Top of DATA FOR THE TASK

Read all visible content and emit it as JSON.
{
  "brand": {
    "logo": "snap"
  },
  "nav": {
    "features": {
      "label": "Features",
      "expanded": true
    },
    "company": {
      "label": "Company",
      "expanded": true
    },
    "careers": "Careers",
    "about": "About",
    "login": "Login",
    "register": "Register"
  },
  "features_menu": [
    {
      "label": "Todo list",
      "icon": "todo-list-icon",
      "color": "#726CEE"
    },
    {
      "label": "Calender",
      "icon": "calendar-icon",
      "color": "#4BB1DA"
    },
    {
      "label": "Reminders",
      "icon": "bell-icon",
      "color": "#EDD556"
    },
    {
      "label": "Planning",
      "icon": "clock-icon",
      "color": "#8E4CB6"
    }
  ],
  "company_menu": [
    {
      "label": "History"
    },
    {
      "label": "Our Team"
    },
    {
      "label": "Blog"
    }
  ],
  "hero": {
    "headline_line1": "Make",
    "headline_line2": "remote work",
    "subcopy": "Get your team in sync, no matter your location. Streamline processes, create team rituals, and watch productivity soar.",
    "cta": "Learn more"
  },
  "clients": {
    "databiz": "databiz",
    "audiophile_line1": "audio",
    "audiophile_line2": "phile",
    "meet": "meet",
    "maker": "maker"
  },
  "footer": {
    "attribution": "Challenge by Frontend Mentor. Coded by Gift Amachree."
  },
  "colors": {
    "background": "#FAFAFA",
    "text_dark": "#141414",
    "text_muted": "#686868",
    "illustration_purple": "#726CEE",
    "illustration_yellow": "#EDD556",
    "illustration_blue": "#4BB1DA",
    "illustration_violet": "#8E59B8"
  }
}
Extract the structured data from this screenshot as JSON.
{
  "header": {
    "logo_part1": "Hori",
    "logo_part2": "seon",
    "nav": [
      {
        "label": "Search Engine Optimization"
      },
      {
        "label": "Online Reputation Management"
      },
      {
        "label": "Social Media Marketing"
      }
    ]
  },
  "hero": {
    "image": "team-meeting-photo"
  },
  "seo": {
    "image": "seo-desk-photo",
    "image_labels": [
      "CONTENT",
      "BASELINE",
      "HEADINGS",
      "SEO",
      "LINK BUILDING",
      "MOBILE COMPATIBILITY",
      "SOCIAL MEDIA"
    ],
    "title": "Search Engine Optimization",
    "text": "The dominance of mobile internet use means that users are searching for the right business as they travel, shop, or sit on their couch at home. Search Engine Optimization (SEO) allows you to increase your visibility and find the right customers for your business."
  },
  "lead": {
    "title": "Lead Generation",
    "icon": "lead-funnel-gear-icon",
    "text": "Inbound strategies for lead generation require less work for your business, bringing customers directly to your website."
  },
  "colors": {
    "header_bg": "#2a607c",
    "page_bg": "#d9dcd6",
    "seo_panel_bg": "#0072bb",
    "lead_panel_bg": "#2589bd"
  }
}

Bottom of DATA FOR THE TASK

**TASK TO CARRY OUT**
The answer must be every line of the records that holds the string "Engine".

**YOUR SOLUTION**
        "label": "Search Engine Optimization"
    "title": "Search Engine Optimization",
    "text": "The dominance of mobile internet use means that users are searching for the right business as they travel, shop, or sit on their couch at home. Search Engine Optimization (SEO) allows you to increase your visibility and find the right customers for your business."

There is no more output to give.